Ok – before you groan about yet another rant from us about why athletes need to focus on easy efforts as much (if not more, for some) take a moment to get some perspective on why Easy is essential for any athlete, of any ability.
As coaches, we constantly see athletes pushing themselves through – what should be – Easy efforts, ignoring obvious signals form the body/ brain to ease back, follow the course, but instead hammering away at paces that far exceed what they realistically intend to run on race day.
And whilst we don’t always ‘see’ it, we certainly identity it when athletes begin to report excessive fatigue, or annoying niggles ready to explode into show-stoppers.
Of course, there is a way to avoid the above. RUN EASY. When the plan says easy, you do easy. Simple.
Except of course, most of us are driven with incorrigible ego’s – ultimately fuelled by fear – that push our minds past the point of reason and into the depths of stupidity.
Think that sounds a bit far fetched? It isn’t. I would happily peg 90% of my past injuries on going too hard when I was supposed to be going easy. And I bet I am not alone.
And really, the BEST reason I can give anyone to swim, bike, run easy is this:
You need to develop the fundamental skills of triathlon.
I don’t care if your goal is to visit Kona in October or simply race the clock for funsies. If you are an athlete (and you are) then you should be focusing on skill development.

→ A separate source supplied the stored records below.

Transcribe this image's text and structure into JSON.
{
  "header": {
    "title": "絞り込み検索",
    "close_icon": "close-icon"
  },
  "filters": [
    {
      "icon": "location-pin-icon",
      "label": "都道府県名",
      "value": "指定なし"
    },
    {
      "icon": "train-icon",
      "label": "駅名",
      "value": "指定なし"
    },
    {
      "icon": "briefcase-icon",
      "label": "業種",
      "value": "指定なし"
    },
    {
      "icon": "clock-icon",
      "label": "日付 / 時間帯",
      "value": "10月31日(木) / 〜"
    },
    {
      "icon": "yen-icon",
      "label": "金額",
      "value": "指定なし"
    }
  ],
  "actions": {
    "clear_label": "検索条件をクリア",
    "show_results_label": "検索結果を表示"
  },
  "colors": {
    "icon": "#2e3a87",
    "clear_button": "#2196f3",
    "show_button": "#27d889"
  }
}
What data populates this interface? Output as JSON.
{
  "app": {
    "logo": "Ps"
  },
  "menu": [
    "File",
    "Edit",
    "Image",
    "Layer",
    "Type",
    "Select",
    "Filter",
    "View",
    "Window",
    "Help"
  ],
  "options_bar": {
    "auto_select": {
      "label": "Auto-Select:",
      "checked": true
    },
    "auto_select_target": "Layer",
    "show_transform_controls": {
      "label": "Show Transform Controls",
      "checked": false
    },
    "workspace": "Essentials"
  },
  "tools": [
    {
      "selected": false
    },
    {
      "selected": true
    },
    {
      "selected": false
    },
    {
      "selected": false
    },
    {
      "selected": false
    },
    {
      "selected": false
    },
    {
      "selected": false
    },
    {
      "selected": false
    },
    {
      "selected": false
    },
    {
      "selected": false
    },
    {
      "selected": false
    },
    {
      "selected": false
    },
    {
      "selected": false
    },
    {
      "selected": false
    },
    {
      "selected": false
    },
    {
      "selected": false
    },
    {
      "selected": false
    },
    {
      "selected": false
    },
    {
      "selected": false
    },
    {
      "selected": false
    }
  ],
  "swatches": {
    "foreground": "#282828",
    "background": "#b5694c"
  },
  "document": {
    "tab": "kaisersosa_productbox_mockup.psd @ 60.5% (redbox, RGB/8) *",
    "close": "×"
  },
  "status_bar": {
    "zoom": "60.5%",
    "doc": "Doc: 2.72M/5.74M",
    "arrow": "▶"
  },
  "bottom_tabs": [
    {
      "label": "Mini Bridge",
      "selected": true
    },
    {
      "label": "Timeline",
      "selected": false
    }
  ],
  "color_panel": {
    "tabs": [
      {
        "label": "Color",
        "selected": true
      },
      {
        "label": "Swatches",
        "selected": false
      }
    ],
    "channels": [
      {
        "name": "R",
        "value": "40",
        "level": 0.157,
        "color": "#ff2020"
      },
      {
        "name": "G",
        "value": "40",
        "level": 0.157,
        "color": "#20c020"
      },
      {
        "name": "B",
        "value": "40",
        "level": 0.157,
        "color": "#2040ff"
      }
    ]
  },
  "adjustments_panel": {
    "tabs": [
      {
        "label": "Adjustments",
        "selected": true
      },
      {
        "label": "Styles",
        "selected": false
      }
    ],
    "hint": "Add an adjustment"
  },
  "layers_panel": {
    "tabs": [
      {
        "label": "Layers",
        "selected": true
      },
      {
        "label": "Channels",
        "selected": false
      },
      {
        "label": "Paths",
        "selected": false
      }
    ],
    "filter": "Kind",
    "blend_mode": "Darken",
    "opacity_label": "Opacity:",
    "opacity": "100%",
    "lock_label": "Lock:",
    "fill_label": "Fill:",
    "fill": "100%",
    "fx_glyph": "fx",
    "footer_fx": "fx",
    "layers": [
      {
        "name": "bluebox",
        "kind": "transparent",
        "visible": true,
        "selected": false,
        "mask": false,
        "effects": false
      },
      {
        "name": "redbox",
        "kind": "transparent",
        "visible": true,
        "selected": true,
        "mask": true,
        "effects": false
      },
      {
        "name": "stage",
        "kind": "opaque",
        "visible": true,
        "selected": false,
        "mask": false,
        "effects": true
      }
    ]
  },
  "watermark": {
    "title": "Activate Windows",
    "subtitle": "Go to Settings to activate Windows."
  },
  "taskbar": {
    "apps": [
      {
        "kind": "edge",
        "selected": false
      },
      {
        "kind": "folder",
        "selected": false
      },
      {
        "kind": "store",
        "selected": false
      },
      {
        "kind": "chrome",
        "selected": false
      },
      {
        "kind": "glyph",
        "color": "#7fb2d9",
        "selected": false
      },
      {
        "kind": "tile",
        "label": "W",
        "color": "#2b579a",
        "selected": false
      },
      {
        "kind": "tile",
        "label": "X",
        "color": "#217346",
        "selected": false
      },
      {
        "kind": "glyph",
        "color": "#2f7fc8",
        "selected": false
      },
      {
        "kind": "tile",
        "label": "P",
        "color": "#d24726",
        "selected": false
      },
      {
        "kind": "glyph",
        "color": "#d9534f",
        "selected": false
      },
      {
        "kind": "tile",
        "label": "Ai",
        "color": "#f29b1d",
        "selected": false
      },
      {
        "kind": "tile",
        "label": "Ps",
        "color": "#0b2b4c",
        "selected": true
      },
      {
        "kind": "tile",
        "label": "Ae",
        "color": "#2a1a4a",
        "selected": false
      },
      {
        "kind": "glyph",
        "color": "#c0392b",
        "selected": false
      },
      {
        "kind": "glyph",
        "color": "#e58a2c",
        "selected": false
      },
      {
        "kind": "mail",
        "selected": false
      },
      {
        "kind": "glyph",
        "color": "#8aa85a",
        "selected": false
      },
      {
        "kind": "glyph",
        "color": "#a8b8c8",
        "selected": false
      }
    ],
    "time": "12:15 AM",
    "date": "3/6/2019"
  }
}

First.
Your body is a pretty amazing machine, and is as loyal as a German Shepherd. Until you push it too far and it pushes back.
The resilience of your machine has been forged over hundreds of thousands of years of needing to survive. That means when you tell your body to run really really really fast. It will, for a long as it can.
Stay with me here.
So this means, that when you head out for a session, and it says “easy”, and you say “F**k that, I feel good, I will run faster”. Your body will comply, remember it is loyal – almost to the point of stupidity.
And when it starts to fail under those increasingly excessive and unrealistic loads – due to (wait for it….) a lack of skill development….then your amazing, dependable machine will find as many compensations as it needs to get the job done.
And this is why Easy is essential.
Because you need to lay down layer upon layer of crucial skill development at an EASY pace before you can even condor reacting those skills under heavier loads.
Have you ever watched an Olympic Pool swimmer warming up. They go SLOW. And the technical aspects of their stroke are flawless. And as the speeds increase from the warm-up pool to the race pool, that form (positioning) remains intact.
The same is true across any sport I can think of.
You get fast by learning how to develop form and you can only do that by putting yourself in an environment that allows you to focus on the intricacies of your body position.
That is Easy.
Now if you had the time (meaning a full time athlete) you would probably have time to spend hours developing those positions to a finite point of near-perfection.
But you don’t. You have kids, a job, a dog; mouths to feed, email to answer and shit to do.
So you have to have a plan to develop your skills within the sport without compromising on the other areas of your athletic ability.
In my opinion, this is where your Easy efforts – generally at the start of any well though out session, become the most important weapon in your war-chest.
You can run at a truly easy pace and be aware of your body position, your cadence, your footfall, your muscles-firing (or not) and you can effect changes as you go.
You can’t do that when you are running fast. There are too many things happening at faster speeds that you really don’t have the peripheral to effect any form changes that might be required.
This is why going Easy is so important.
I laugh when athletes say “But Easy is so boring!”.
If it’s boring then you must have had perfect form!
If Easy is ‘boring’ then you are not concentrating. You are not thinking about your position. You are not creating awareness.
And if you can’t run Easy with good positioning, you won’t run fast (in endurance terms) with good positioning either. Maybe you can for a session or two, but remember that your body will find it’s way to compensate for the demands you are requesting of it.
You should relish the Easy because it is your best chance to set the body up for faster movement later.
Form doesn’t magically appear on race day. You have to work on it in your daily sessions. You have to divert you attention away from Strava segments and ego-driven hunger for speed and lay down solid foundations of movement.
So when that little voice tells you that you don’t really need to be moving that easy, kindly put it back in it’s place and revert your focus to the things that will actually make you faster.